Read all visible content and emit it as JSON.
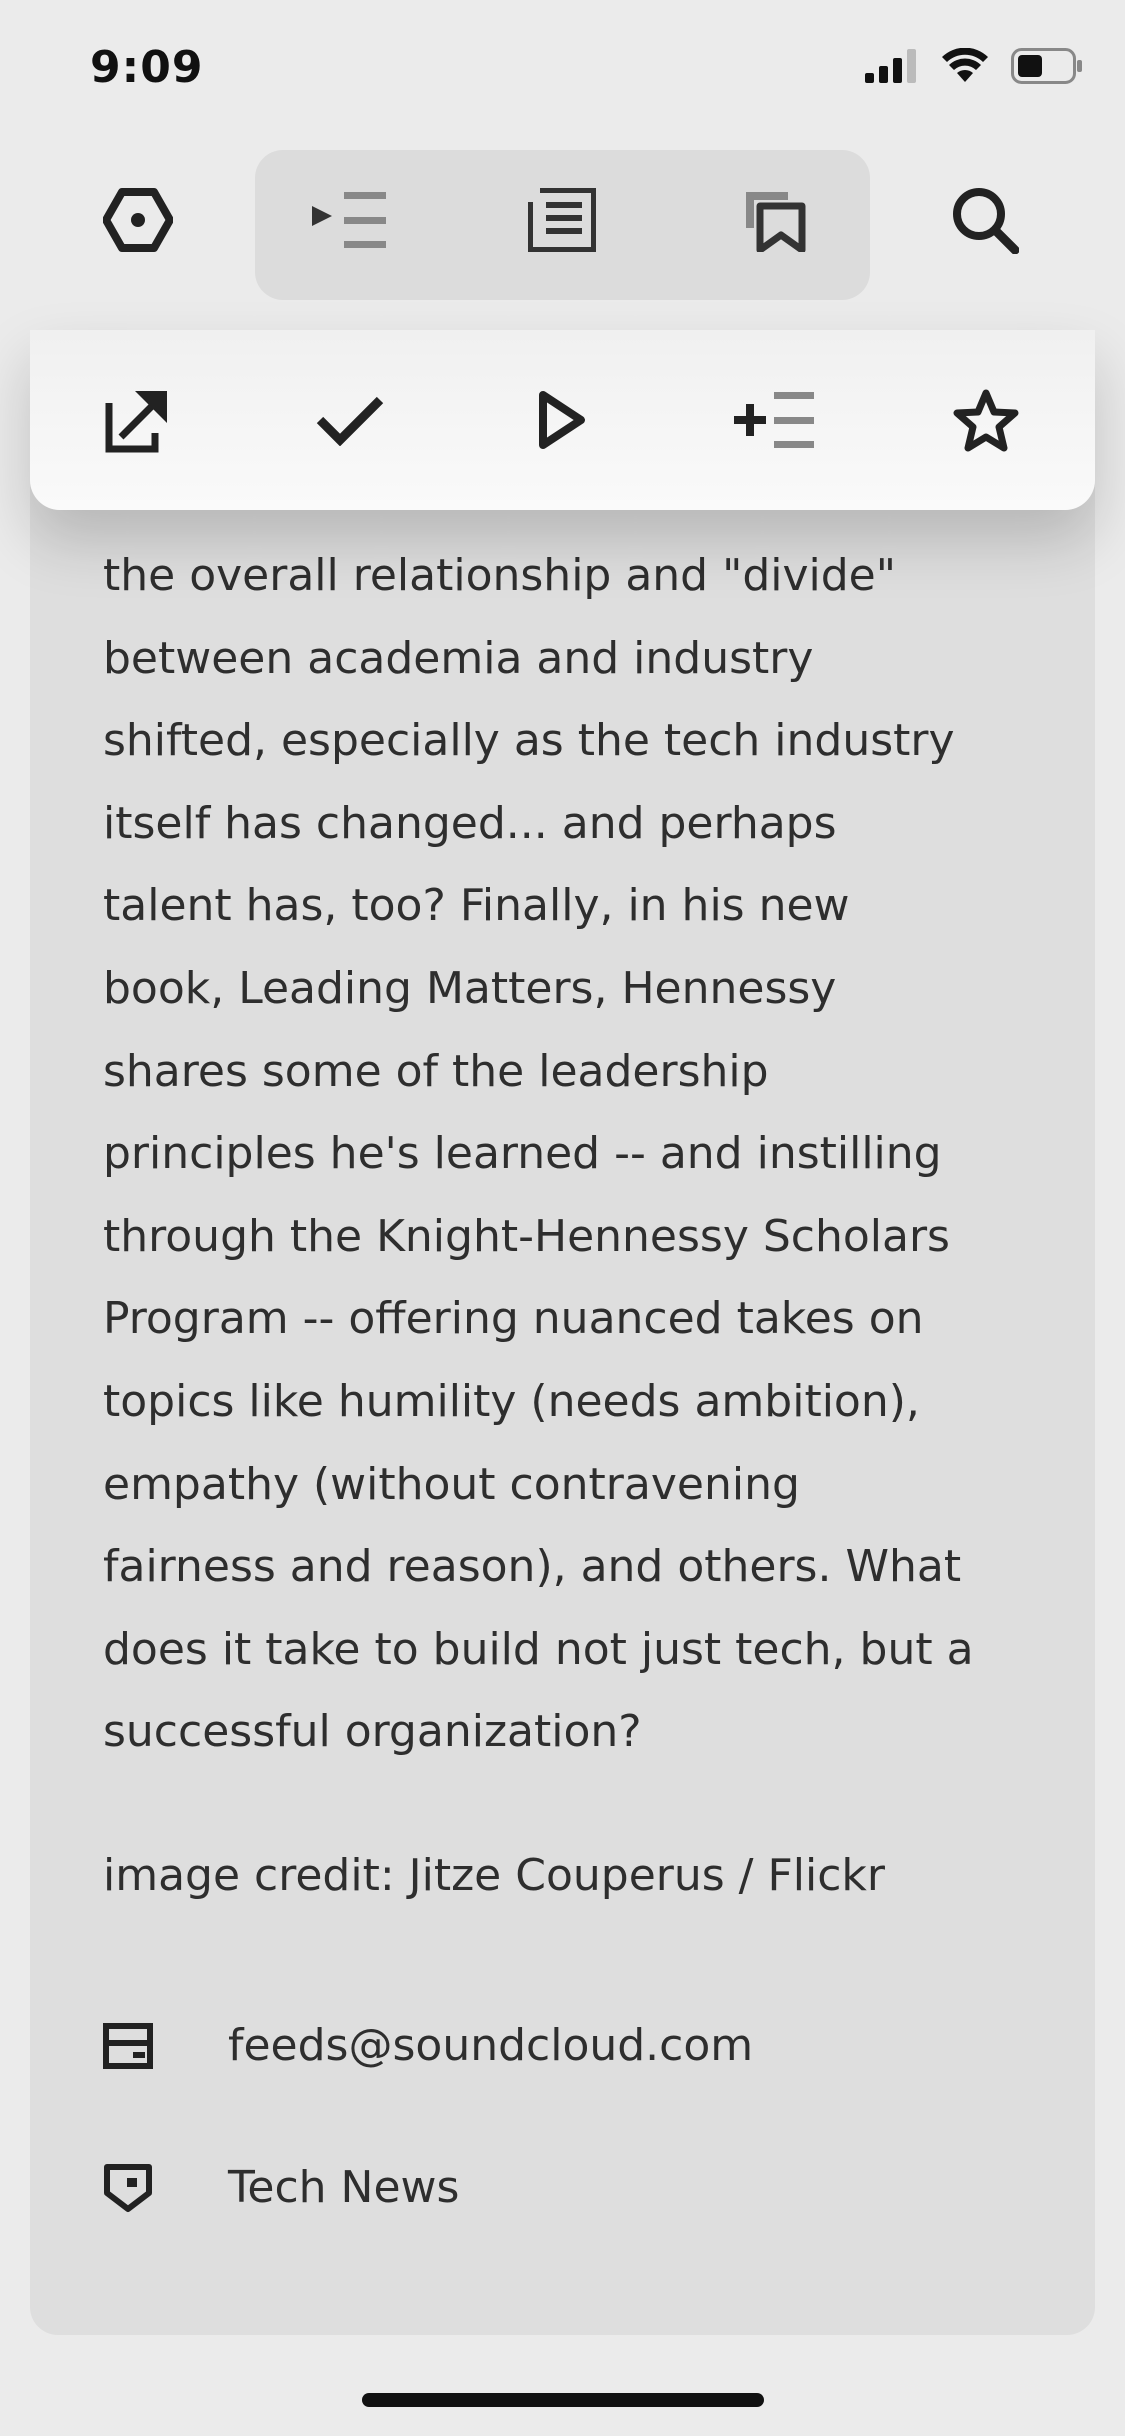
{
  "status_bar": {
    "time": "9:09",
    "icons": [
      "cellular-signal-icon",
      "wifi-icon",
      "battery-icon"
    ]
  },
  "navbar": {
    "left_icon": "settings-hexagon-icon",
    "segments": [
      "queue-icon",
      "article-list-icon",
      "bookmarks-icon"
    ],
    "right_icon": "search-icon"
  },
  "actions": [
    "open-external-icon",
    "mark-read-icon",
    "play-icon",
    "add-to-queue-icon",
    "favorite-star-icon"
  ],
  "article": {
    "body": "the overall relationship and \"divide\"\nbetween academia and industry\nshifted, especially as the tech industry\nitself has changed... and perhaps\ntalent has, too? Finally, in his new\nbook, Leading Matters, Hennessy\nshares some of the leadership\nprinciples he's learned -- and instilling\nthrough the Knight-Hennessy Scholars\nProgram -- offering nuanced takes on\ntopics like humility (needs ambition),\nempathy (without contravening\nfairness and reason), and others. What\ndoes it take to build not just tech, but a\nsuccessful organization?",
    "credit": "image credit: Jitze Couperus / Flickr",
    "author_email": "feeds@soundcloud.com",
    "feed_name": "Tech News"
  },
  "colors": {
    "background": "#ebebeb",
    "card": "#dedede",
    "segment": "#dcdcdc",
    "icon": "#222222"
  }
}
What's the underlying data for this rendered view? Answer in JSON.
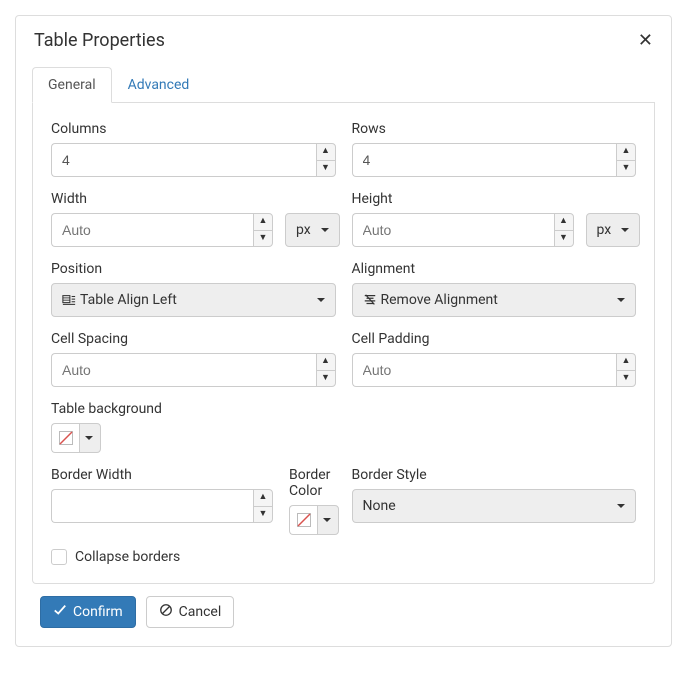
{
  "dialog": {
    "title": "Table Properties"
  },
  "tabs": {
    "general": "General",
    "advanced": "Advanced"
  },
  "labels": {
    "columns": "Columns",
    "rows": "Rows",
    "width": "Width",
    "height": "Height",
    "position": "Position",
    "alignment": "Alignment",
    "cellSpacing": "Cell Spacing",
    "cellPadding": "Cell Padding",
    "tableBackground": "Table background",
    "borderWidth": "Border Width",
    "borderColor": "Border Color",
    "borderStyle": "Border Style",
    "collapseBorders": "Collapse borders"
  },
  "values": {
    "columns": "4",
    "rows": "4",
    "width": "",
    "height": "",
    "widthPlaceholder": "Auto",
    "heightPlaceholder": "Auto",
    "widthUnit": "px",
    "heightUnit": "px",
    "position": "Table Align Left",
    "alignment": "Remove Alignment",
    "cellSpacing": "",
    "cellPadding": "",
    "cellSpacingPlaceholder": "Auto",
    "cellPaddingPlaceholder": "Auto",
    "borderWidth": "",
    "borderStyle": "None"
  },
  "buttons": {
    "confirm": "Confirm",
    "cancel": "Cancel"
  }
}
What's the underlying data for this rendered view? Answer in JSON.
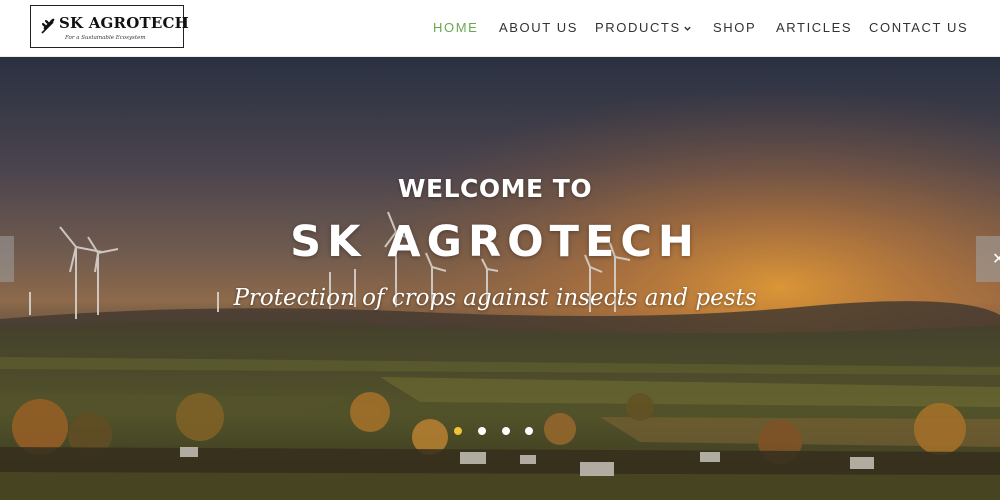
{
  "brand": {
    "name": "SK AGROTECH",
    "tagline": "For a Sustainable Ecosystem"
  },
  "nav": {
    "items": [
      {
        "label": "HOME",
        "active": true
      },
      {
        "label": "ABOUT US",
        "active": false
      },
      {
        "label": "PRODUCTS",
        "active": false,
        "has_dropdown": true
      },
      {
        "label": "SHOP",
        "active": false
      },
      {
        "label": "ARTICLES",
        "active": false
      },
      {
        "label": "CONTACT US",
        "active": false
      }
    ]
  },
  "hero": {
    "kicker": "WELCOME TO",
    "title": "SK AGROTECH",
    "subtitle": "Protection of crops against insects and pests",
    "slides": {
      "count": 4,
      "active_index": 0
    }
  },
  "icons": {
    "logo": "wheat-icon",
    "dropdown": "chevron-down-icon",
    "next": "arrow-right-icon",
    "prev": "arrow-left-icon"
  },
  "colors": {
    "active_nav": "#6aa84f",
    "nav_text": "#333333",
    "active_dot": "#f1c232"
  }
}
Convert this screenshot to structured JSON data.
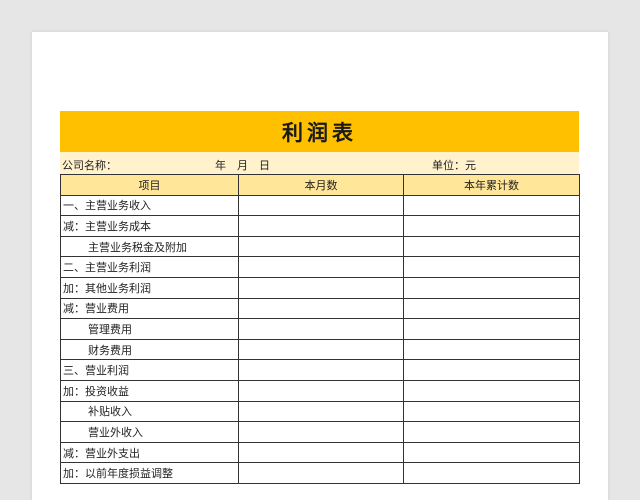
{
  "title": "利润表",
  "info": {
    "company": "公司名称：",
    "date": "年　月　日",
    "unit": "单位：元"
  },
  "headers": [
    "项目",
    "本月数",
    "本年累计数"
  ],
  "rows": [
    {
      "label": "一、主营业务收入",
      "indent": false
    },
    {
      "label": "减：主营业务成本",
      "indent": false
    },
    {
      "label": "主营业务税金及附加",
      "indent": true
    },
    {
      "label": "二、主营业务利润",
      "indent": false
    },
    {
      "label": "加：其他业务利润",
      "indent": false
    },
    {
      "label": "减：营业费用",
      "indent": false
    },
    {
      "label": "管理费用",
      "indent": true
    },
    {
      "label": "财务费用",
      "indent": true
    },
    {
      "label": "三、营业利润",
      "indent": false
    },
    {
      "label": "加：投资收益",
      "indent": false
    },
    {
      "label": "补贴收入",
      "indent": true
    },
    {
      "label": "营业外收入",
      "indent": true
    },
    {
      "label": "减：营业外支出",
      "indent": false
    },
    {
      "label": "加：以前年度损益调整",
      "indent": false
    }
  ],
  "colors": {
    "title_bg": "#ffc000",
    "info_bg": "#fff2cc",
    "header_bg": "#ffe699",
    "background": "#e6e6e6"
  }
}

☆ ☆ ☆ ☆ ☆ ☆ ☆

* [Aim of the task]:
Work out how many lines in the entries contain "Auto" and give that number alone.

* [Output of the task]:
4